I was favourably impressed with LTProf and will probably buy a copy next time I need to do some optimisation. At \$49.95 it is very cheap compared to many other profilers (Intel VTune is \$699). LTProf was relatively simple to use and interpret, but it did have quirks. In particular, it showed some impossible call trees (showing X called by Y, where this wasn’t possible). This may have been an artefect of the sampling approach taken. I will probably also have a look at the free MacOSX Shark profiler at some point.

I also tried tweaking compiler settings to see how much difference this made. Results are shown below. You can see that there is a marked difference with and without compiler optimisation, and a noticeable difference between the -O1 and -O2 optimisations (the smaller the bar, the better, obviously):

Effect of VS2005 compiler optimisation on automatic seating assignment run time

Obviously the results might be quite different for your own application, depending on the types of calculations you are doing. My genetic algorithm is requires large amounts of integer arithmetic and list traversal and manipulation.

The difference in executable sizes due to optimisation is small:

I tried the two other optimisation flags in addition to -O2.

• /OPT:NOWIN98 – section alignment does not have to be optimal for Windows 98.
• /GL – turns on global optimisation (e.g. across source files, instead of just within source files).

However it should be noted that most of the genetic algorithm is compiled in a single file already, so perhaps /GL couldn’t be expected to add much.
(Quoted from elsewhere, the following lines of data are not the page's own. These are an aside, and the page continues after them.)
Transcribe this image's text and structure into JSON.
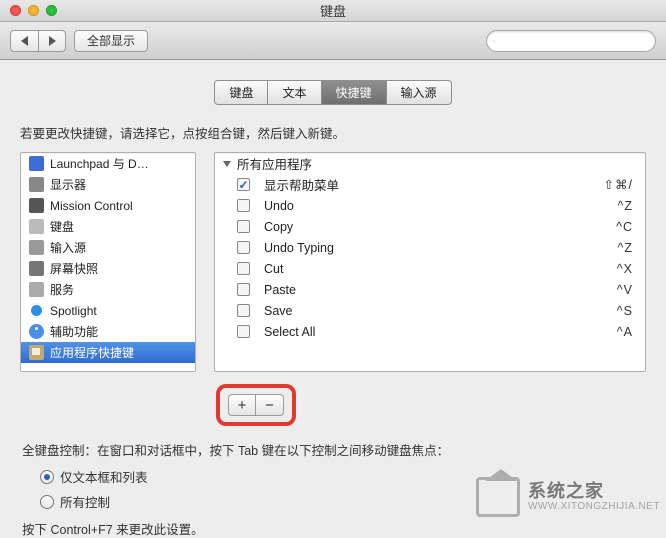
{
  "window": {
    "title": "键盘"
  },
  "toolbar": {
    "show_all": "全部显示",
    "search_placeholder": ""
  },
  "tabs": [
    {
      "label": "键盘"
    },
    {
      "label": "文本"
    },
    {
      "label": "快捷键"
    },
    {
      "label": "输入源"
    }
  ],
  "active_tab": 2,
  "instruction": "若要更改快捷键，请选择它，点按组合键，然后键入新键。",
  "categories": [
    {
      "label": "Launchpad 与 D…",
      "icon": "launchpad"
    },
    {
      "label": "显示器",
      "icon": "display"
    },
    {
      "label": "Mission Control",
      "icon": "mission"
    },
    {
      "label": "键盘",
      "icon": "keyboard"
    },
    {
      "label": "输入源",
      "icon": "input"
    },
    {
      "label": "屏幕快照",
      "icon": "screenshot"
    },
    {
      "label": "服务",
      "icon": "services"
    },
    {
      "label": "Spotlight",
      "icon": "spotlight"
    },
    {
      "label": "辅助功能",
      "icon": "accessibility"
    },
    {
      "label": "应用程序快捷键",
      "icon": "appshortcut"
    }
  ],
  "selected_category": 9,
  "shortcuts": {
    "group_label": "所有应用程序",
    "items": [
      {
        "enabled": true,
        "label": "显示帮助菜单",
        "key": "⇧⌘/"
      },
      {
        "enabled": false,
        "label": "Undo",
        "key": "^Z"
      },
      {
        "enabled": false,
        "label": "Copy",
        "key": "^C"
      },
      {
        "enabled": false,
        "label": "Undo Typing",
        "key": "^Z"
      },
      {
        "enabled": false,
        "label": "Cut",
        "key": "^X"
      },
      {
        "enabled": false,
        "label": "Paste",
        "key": "^V"
      },
      {
        "enabled": false,
        "label": "Save",
        "key": "^S"
      },
      {
        "enabled": false,
        "label": "Select All",
        "key": "^A"
      }
    ]
  },
  "buttons": {
    "add": "+",
    "remove": "−"
  },
  "fka": {
    "title": "全键盘控制：在窗口和对话框中，按下 Tab 键在以下控制之间移动键盘焦点：",
    "opt1": "仅文本框和列表",
    "opt2": "所有控制",
    "selected": 0,
    "hint": "按下 Control+F7 来更改此设置。"
  },
  "watermark": {
    "cn": "系统之家",
    "en": "WWW.XITONGZHIJIA.NET"
  }
}
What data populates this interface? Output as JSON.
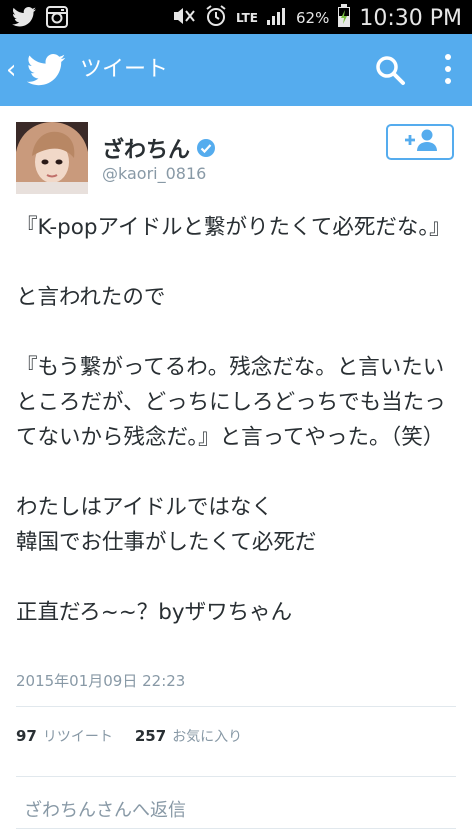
{
  "status_bar": {
    "battery_percent": "62%",
    "network": "LTE",
    "time": "10:30 PM",
    "icons": [
      "twitter-icon",
      "instagram-icon",
      "mute-icon",
      "alarm-icon",
      "signal-icon",
      "battery-charging-icon"
    ]
  },
  "app_bar": {
    "back_glyph": "‹",
    "title": "ツイート",
    "color": "#55acee"
  },
  "tweet": {
    "user_name": "ざわちん",
    "user_handle": "@kaori_0816",
    "verified": true,
    "text": "『K-popアイドルと繋がりたくて必死だな。』\n\nと言われたので\n\n『もう繋がってるわ。残念だな。と言いたいところだが、どっちにしろどっちでも当たってないから残念だ。』と言ってやった。（笑）\n\nわたしはアイドルではなく\n韓国でお仕事がしたくて必死だ\n\n正直だろ~~？byザワちゃん",
    "date": "2015年01月09日 22:23"
  },
  "stats": {
    "retweet_count": "97",
    "retweet_label": "リツイート",
    "favorite_count": "257",
    "favorite_label": "お気に入り"
  },
  "reply": {
    "placeholder": "ざわちんさんへ返信"
  }
}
I compared VC++6 and VS2005 version of the same program and found that VS2005 was significantly faster[1]:

I also compared GCC compiler optimisation for the MacOSX version. Compared with VS2005 GCC has a more noticeable difference between optimised and unoptimised, but a smaller difference between the different optimisations:

Surprisingly -O3 was slower than -O2. Again the effect of optimisation on executable size is small.

I also tested the relative speeds of my 3 main development machines[2]:

It is interesting to note that the XP box runs the seat assignment at near 100% CPU utilisation, but the Vista box never goes above 50% CPU utilisation. This is because the Vista box is a dual core, but my the seat assignment is currently only single threaded. I will probably add multi-threading in a future version to improve the CPU utilisation on multi-core machines.

In conclusion:

• Don’t assume, measure. Use a profiler to find out where your application is spending all its time. It almost certainly won’t be where you expected.
• Get the algorithm right. This can make orders of magnitude difference to the runtime.
• Compiler optimisation is worth doing, perhaps giving a 2-4 times speed improvement over an application built without compiler optimisation. It probably isn’t worth spending too much time tweaking compiler settings though.
• Don’t let a software engineer fit your dishwasher.